4. How can cognitive technologies be capitalized on to create optimized visit schedules and route plans?

Cognitive technologies open the door to factors and influences previously not incorporated into call plans. Traditional means of optimizing call plans and routing limit the number of data sources and the amount of data that can be reasonably utilized in the process. Due to longer processing timelines, legacy approaches also follow a cyclical process, typically one or two times a year. Cognitive technologies help remove these data and timing restrictions and permit significantly better personalization - key to reaching HCPs in today’s “new normal” and its hybrid digital/in-person environment.

Often, HCPs feel overwhelmed by prevalent, impersonalized outreach that ignores their personal preferences. Traditional call plan optimization is not designed to factor in those nuances, especially at the granular levels required to capture post-COVID HCP preferences. This is where call plan optimization driven by cognitive technologies excels: harnessing massive amounts of HCP-level data in a timely manner, enabling organizations to adapt and proactively meet the personalized needs of HCPs in a post-pandemic setting.

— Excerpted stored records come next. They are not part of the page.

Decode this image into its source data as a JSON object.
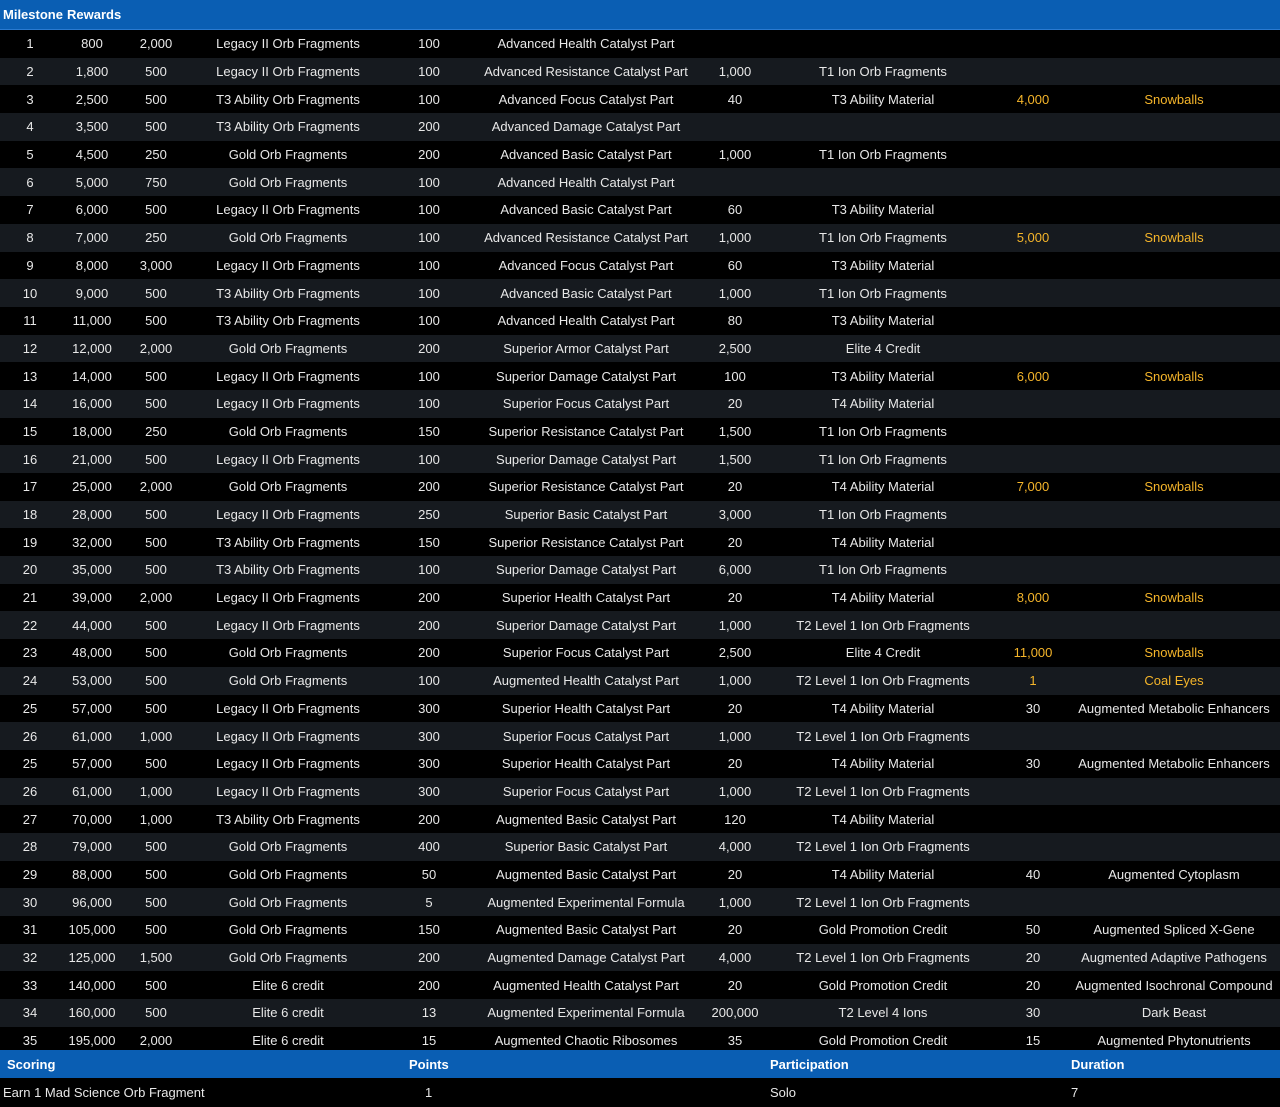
{
  "header": {
    "milestone_label": "Milestone",
    "rewards_label": "Rewards"
  },
  "colors": {
    "header_bg": "#0a5eb3",
    "row_dark": "#000000",
    "row_alt": "#161a1f",
    "highlight": "#f5b52a"
  },
  "rows": [
    {
      "cells": [
        "1",
        "800",
        "2,000",
        "Legacy II Orb Fragments",
        "100",
        "Advanced Health Catalyst Part",
        "",
        "",
        "",
        ""
      ],
      "highlight": false
    },
    {
      "cells": [
        "2",
        "1,800",
        "500",
        "Legacy II Orb Fragments",
        "100",
        "Advanced Resistance Catalyst Part",
        "1,000",
        "T1 Ion Orb Fragments",
        "",
        ""
      ],
      "highlight": false
    },
    {
      "cells": [
        "3",
        "2,500",
        "500",
        "T3 Ability Orb Fragments",
        "100",
        "Advanced Focus Catalyst Part",
        "40",
        "T3 Ability Material",
        "4,000",
        "Snowballs"
      ],
      "highlight": true
    },
    {
      "cells": [
        "4",
        "3,500",
        "500",
        "T3 Ability Orb Fragments",
        "200",
        "Advanced Damage Catalyst Part",
        "",
        "",
        "",
        ""
      ],
      "highlight": false
    },
    {
      "cells": [
        "5",
        "4,500",
        "250",
        "Gold Orb Fragments",
        "200",
        "Advanced Basic Catalyst Part",
        "1,000",
        "T1 Ion Orb Fragments",
        "",
        ""
      ],
      "highlight": false
    },
    {
      "cells": [
        "6",
        "5,000",
        "750",
        "Gold Orb Fragments",
        "100",
        "Advanced Health Catalyst Part",
        "",
        "",
        "",
        ""
      ],
      "highlight": false
    },
    {
      "cells": [
        "7",
        "6,000",
        "500",
        "Legacy II Orb Fragments",
        "100",
        "Advanced Basic Catalyst Part",
        "60",
        "T3 Ability Material",
        "",
        ""
      ],
      "highlight": false
    },
    {
      "cells": [
        "8",
        "7,000",
        "250",
        "Gold Orb Fragments",
        "100",
        "Advanced Resistance Catalyst Part",
        "1,000",
        "T1 Ion Orb Fragments",
        "5,000",
        "Snowballs"
      ],
      "highlight": true
    },
    {
      "cells": [
        "9",
        "8,000",
        "3,000",
        "Legacy II Orb Fragments",
        "100",
        "Advanced Focus Catalyst Part",
        "60",
        "T3 Ability Material",
        "",
        ""
      ],
      "highlight": false
    },
    {
      "cells": [
        "10",
        "9,000",
        "500",
        "T3 Ability Orb Fragments",
        "100",
        "Advanced Basic Catalyst Part",
        "1,000",
        "T1 Ion Orb Fragments",
        "",
        ""
      ],
      "highlight": false
    },
    {
      "cells": [
        "11",
        "11,000",
        "500",
        "T3 Ability Orb Fragments",
        "100",
        "Advanced Health Catalyst Part",
        "80",
        "T3 Ability Material",
        "",
        ""
      ],
      "highlight": false
    },
    {
      "cells": [
        "12",
        "12,000",
        "2,000",
        "Gold Orb Fragments",
        "200",
        "Superior Armor Catalyst Part",
        "2,500",
        "Elite 4 Credit",
        "",
        ""
      ],
      "highlight": false
    },
    {
      "cells": [
        "13",
        "14,000",
        "500",
        "Legacy II Orb Fragments",
        "100",
        "Superior Damage Catalyst Part",
        "100",
        "T3 Ability Material",
        "6,000",
        "Snowballs"
      ],
      "highlight": true
    },
    {
      "cells": [
        "14",
        "16,000",
        "500",
        "Legacy II Orb Fragments",
        "100",
        "Superior Focus Catalyst Part",
        "20",
        "T4 Ability Material",
        "",
        ""
      ],
      "highlight": false
    },
    {
      "cells": [
        "15",
        "18,000",
        "250",
        "Gold Orb Fragments",
        "150",
        "Superior Resistance Catalyst Part",
        "1,500",
        "T1 Ion Orb Fragments",
        "",
        ""
      ],
      "highlight": false
    },
    {
      "cells": [
        "16",
        "21,000",
        "500",
        "Legacy II Orb Fragments",
        "100",
        "Superior Damage Catalyst Part",
        "1,500",
        "T1 Ion Orb Fragments",
        "",
        ""
      ],
      "highlight": false
    },
    {
      "cells": [
        "17",
        "25,000",
        "2,000",
        "Gold Orb Fragments",
        "200",
        "Superior Resistance Catalyst Part",
        "20",
        "T4 Ability Material",
        "7,000",
        "Snowballs"
      ],
      "highlight": true
    },
    {
      "cells": [
        "18",
        "28,000",
        "500",
        "Legacy II Orb Fragments",
        "250",
        "Superior Basic Catalyst Part",
        "3,000",
        "T1 Ion Orb Fragments",
        "",
        ""
      ],
      "highlight": false
    },
    {
      "cells": [
        "19",
        "32,000",
        "500",
        "T3 Ability Orb Fragments",
        "150",
        "Superior Resistance Catalyst Part",
        "20",
        "T4 Ability Material",
        "",
        ""
      ],
      "highlight": false
    },
    {
      "cells": [
        "20",
        "35,000",
        "500",
        "T3 Ability Orb Fragments",
        "100",
        "Superior Damage Catalyst Part",
        "6,000",
        "T1 Ion Orb Fragments",
        "",
        ""
      ],
      "highlight": false
    },
    {
      "cells": [
        "21",
        "39,000",
        "2,000",
        "Legacy II Orb Fragments",
        "200",
        "Superior Health Catalyst Part",
        "20",
        "T4 Ability Material",
        "8,000",
        "Snowballs"
      ],
      "highlight": true
    },
    {
      "cells": [
        "22",
        "44,000",
        "500",
        "Legacy II Orb Fragments",
        "200",
        "Superior Damage Catalyst Part",
        "1,000",
        "T2 Level 1 Ion Orb Fragments",
        "",
        ""
      ],
      "highlight": false
    },
    {
      "cells": [
        "23",
        "48,000",
        "500",
        "Gold Orb Fragments",
        "200",
        "Superior Focus Catalyst Part",
        "2,500",
        "Elite 4 Credit",
        "11,000",
        "Snowballs"
      ],
      "highlight": true
    },
    {
      "cells": [
        "24",
        "53,000",
        "500",
        "Gold Orb Fragments",
        "100",
        "Augmented Health Catalyst Part",
        "1,000",
        "T2 Level 1 Ion Orb Fragments",
        "1",
        "Coal Eyes"
      ],
      "highlight": true
    },
    {
      "cells": [
        "25",
        "57,000",
        "500",
        "Legacy II Orb Fragments",
        "300",
        "Superior Health Catalyst Part",
        "20",
        "T4 Ability Material",
        "30",
        "Augmented Metabolic Enhancers"
      ],
      "highlight": false
    },
    {
      "cells": [
        "26",
        "61,000",
        "1,000",
        "Legacy II Orb Fragments",
        "300",
        "Superior Focus Catalyst Part",
        "1,000",
        "T2 Level 1 Ion Orb Fragments",
        "",
        ""
      ],
      "highlight": false
    },
    {
      "cells": [
        "25",
        "57,000",
        "500",
        "Legacy II Orb Fragments",
        "300",
        "Superior Health Catalyst Part",
        "20",
        "T4 Ability Material",
        "30",
        "Augmented Metabolic Enhancers"
      ],
      "highlight": false
    },
    {
      "cells": [
        "26",
        "61,000",
        "1,000",
        "Legacy II Orb Fragments",
        "300",
        "Superior Focus Catalyst Part",
        "1,000",
        "T2 Level 1 Ion Orb Fragments",
        "",
        ""
      ],
      "highlight": false
    },
    {
      "cells": [
        "27",
        "70,000",
        "1,000",
        "T3 Ability Orb Fragments",
        "200",
        "Augmented Basic Catalyst Part",
        "120",
        "T4 Ability Material",
        "",
        ""
      ],
      "highlight": false
    },
    {
      "cells": [
        "28",
        "79,000",
        "500",
        "Gold Orb Fragments",
        "400",
        "Superior Basic Catalyst Part",
        "4,000",
        "T2 Level 1 Ion Orb Fragments",
        "",
        ""
      ],
      "highlight": false
    },
    {
      "cells": [
        "29",
        "88,000",
        "500",
        "Gold Orb Fragments",
        "50",
        "Augmented Basic Catalyst Part",
        "20",
        "T4 Ability Material",
        "40",
        "Augmented Cytoplasm"
      ],
      "highlight": false
    },
    {
      "cells": [
        "30",
        "96,000",
        "500",
        "Gold Orb Fragments",
        "5",
        "Augmented Experimental Formula",
        "1,000",
        "T2 Level 1 Ion Orb Fragments",
        "",
        ""
      ],
      "highlight": false
    },
    {
      "cells": [
        "31",
        "105,000",
        "500",
        "Gold Orb Fragments",
        "150",
        "Augmented Basic Catalyst Part",
        "20",
        "Gold Promotion Credit",
        "50",
        "Augmented Spliced X-Gene"
      ],
      "highlight": false
    },
    {
      "cells": [
        "32",
        "125,000",
        "1,500",
        "Gold Orb Fragments",
        "200",
        "Augmented Damage Catalyst Part",
        "4,000",
        "T2 Level 1 Ion Orb Fragments",
        "20",
        "Augmented Adaptive Pathogens"
      ],
      "highlight": false
    },
    {
      "cells": [
        "33",
        "140,000",
        "500",
        "Elite 6 credit",
        "200",
        "Augmented Health Catalyst Part",
        "20",
        "Gold Promotion Credit",
        "20",
        "Augmented Isochronal Compound"
      ],
      "highlight": false
    },
    {
      "cells": [
        "34",
        "160,000",
        "500",
        "Elite 6 credit",
        "13",
        "Augmented Experimental Formula",
        "200,000",
        "T2 Level 4 Ions",
        "30",
        "Dark Beast"
      ],
      "highlight": false
    },
    {
      "cells": [
        "35",
        "195,000",
        "2,000",
        "Elite 6 credit",
        "15",
        "Augmented Chaotic Ribosomes",
        "35",
        "Gold Promotion Credit",
        "15",
        "Augmented Phytonutrients"
      ],
      "highlight": false
    }
  ],
  "scoring": {
    "headers": [
      "Scoring",
      "Points",
      "Participation",
      "Duration"
    ],
    "row": [
      "Earn 1 Mad Science Orb Fragment",
      "1",
      "Solo",
      "7"
    ]
  }
}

5. Considering your extensive expertise in healthcare, what recommendations do you have for businesses and field forces adapting to “Business Unusual” phases during and after the pandemic?

Some aspects of “business unusual” will inevitably stay with us and become part of “business as usual.” Many HCPs will continue to prefer virtual engagement and interactions to in-person calls, perpetuating the trend of reduced on-premises access. While digital engagement is an obvious path forward, it must be carefully orchestrated across all channels to cut through the digital “noise” of indiscriminate messaging. To successfully reach busy, overloaded providers, digital engagement should be highly personalized to ensure content is relevant and insightful. To operate in this environment, the field force will need to become increasingly digital savvy themselves.



Jeff Traenkner